Can we have the best of both worlds?
June/July 2021 Footnote
Editor's note: Updated May 27, 2021
A return-to-office date for many of us may be in sight.
While some companies have taken bold moves to permanently move to 100% remote and others have already set dates for a return to a pre-pandemic office environment, the majority of companies appear to be leaning toward a hybrid model, allowing employees to split time between the office and their homes.
The hybrid model makes a lot of sense for employees and employers. A lot of employees have embraced the flexibility, and the past year has shown many can still work effectively away from the office. Employers like the hybrid model because productivity hasn’t dipped with remote work, and flexibility opens companies to a wider talent pool. Downsizing space, of sorts, also allows companies to be more strategic about their office design.
That said, some employers and employees like having the in-person option to facilitate collaboration, create and form deeper connections, and strengthen the office culture.
The market for accounting and finance talent is tight. Employees will have choices if they don’t like their current work arrangement because new employment opportunities are just a few clicks away. Having a hybrid approach could be the key to being competitive for the best talent.

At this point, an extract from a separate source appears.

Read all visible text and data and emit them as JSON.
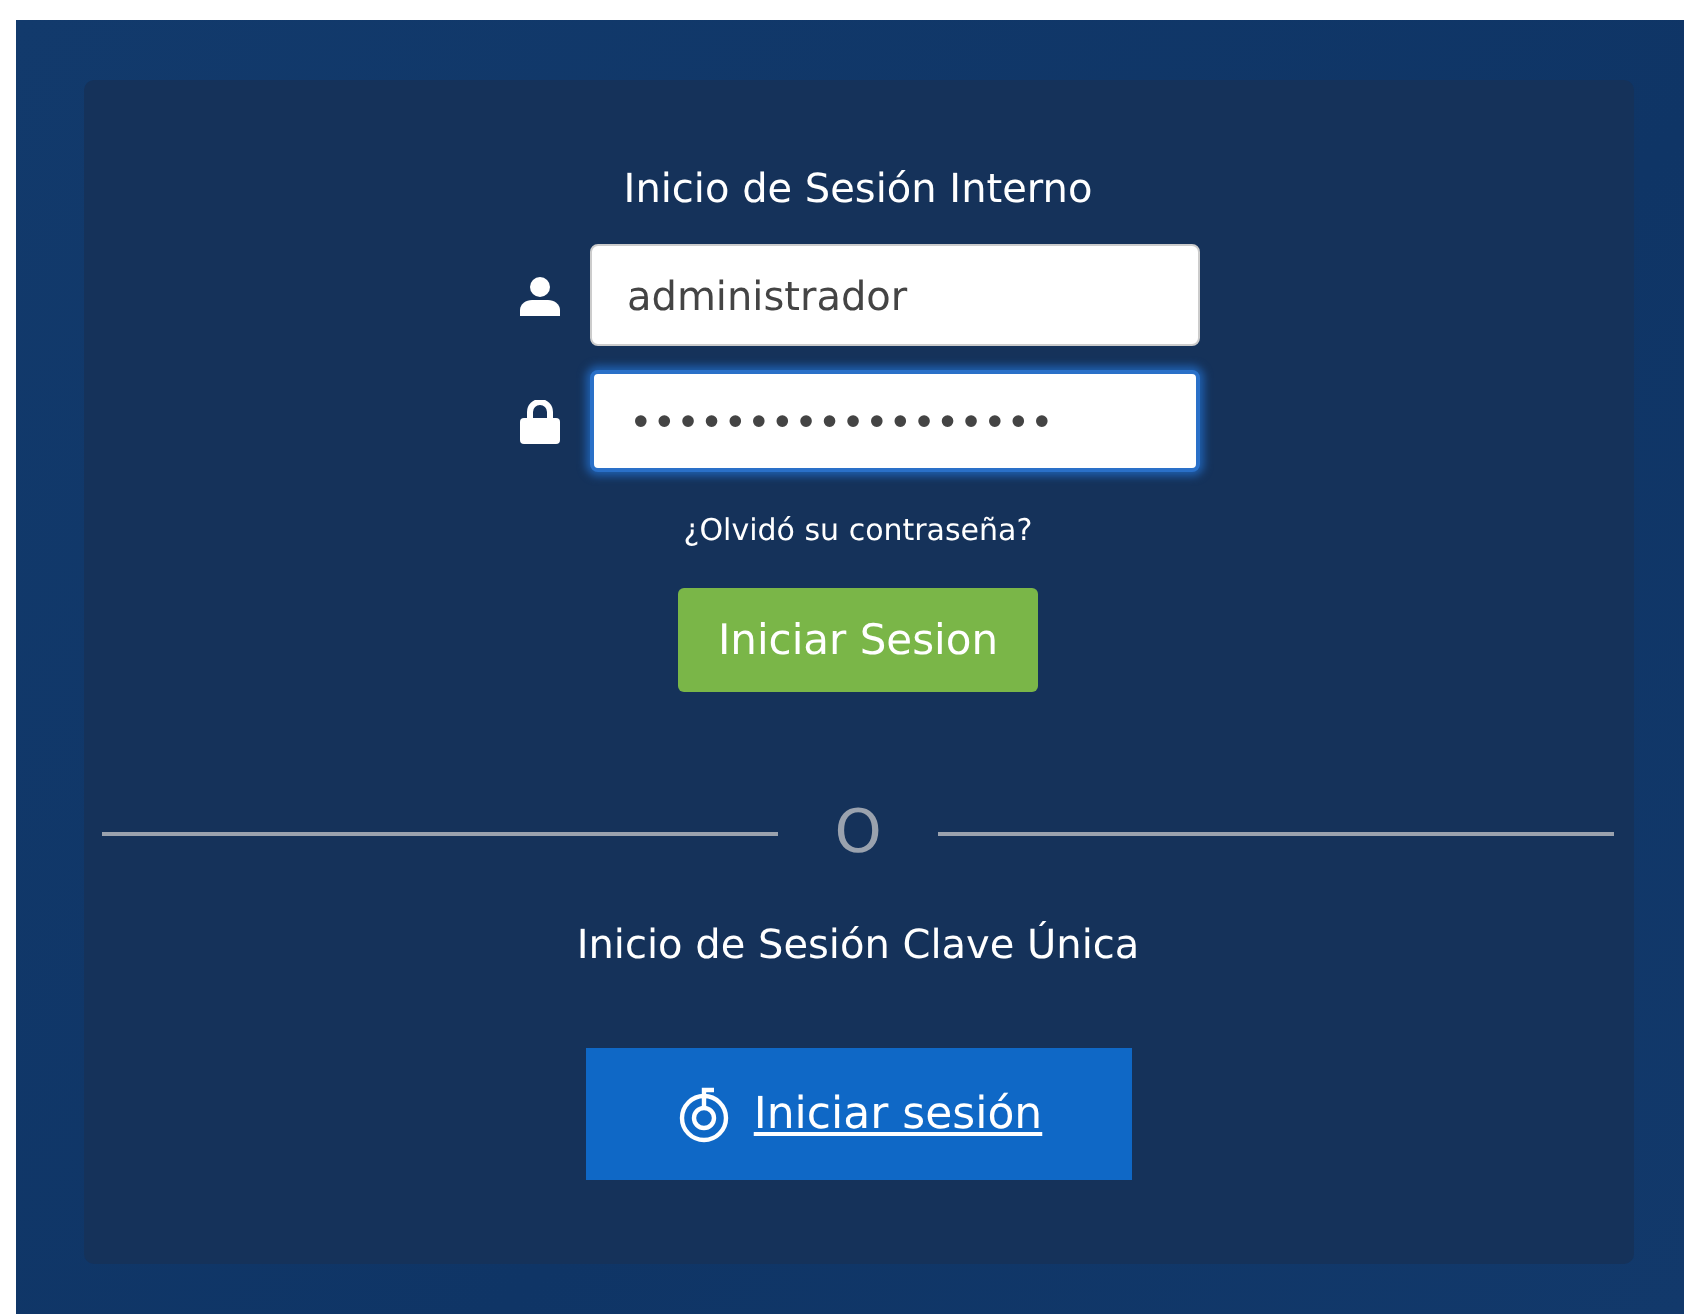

But nothing is absolute in this world. There are complexities that come with the hybrid approach:
- Technology needs to be updated to allow for greater virtual collaboration for a mix of people onsite and offsite.
- Companies may need to rework their offices to fit competing desires for collaborative and individual workspaces. Many companies are moving to hoteling (having workspaces available to reserve instead of traditional permanent seating).
- Training will need to be provided to develop new skills for managing and leading hybrid teams.
- How do you build, maintain and create culture when the workforce is split? How do you engage those who are remote while others are in the office?
- A hybrid work environment needs to be defined. Will your office implement a staggered schedule for office and home? Will there be more flexible hours for work to be done at nontraditional times?
My team has discussed when it is best to come together physically versus when remote is more effective. I am sure it will be a bumpy transition, but we will find our way. We’re eager to bring forward best practices from working remotely combined with the energy and collaboration that comes from being together as part of a team in the office. One of my clients has proposed the idea of having “energy days,” where leadership encourages everyone to come into the office to help feed the need of those who are desperately craving more human interaction.
I’m certainly looking forward to being in person with people. I also expect to move forward with having at least one day working from home each week. Hats off to those who are planning their return-to-work efforts. There are a lot of complexities and there is no one-size-fits-all approach.
Katie Gabriel, CPA
Chair, MNCPA board of directors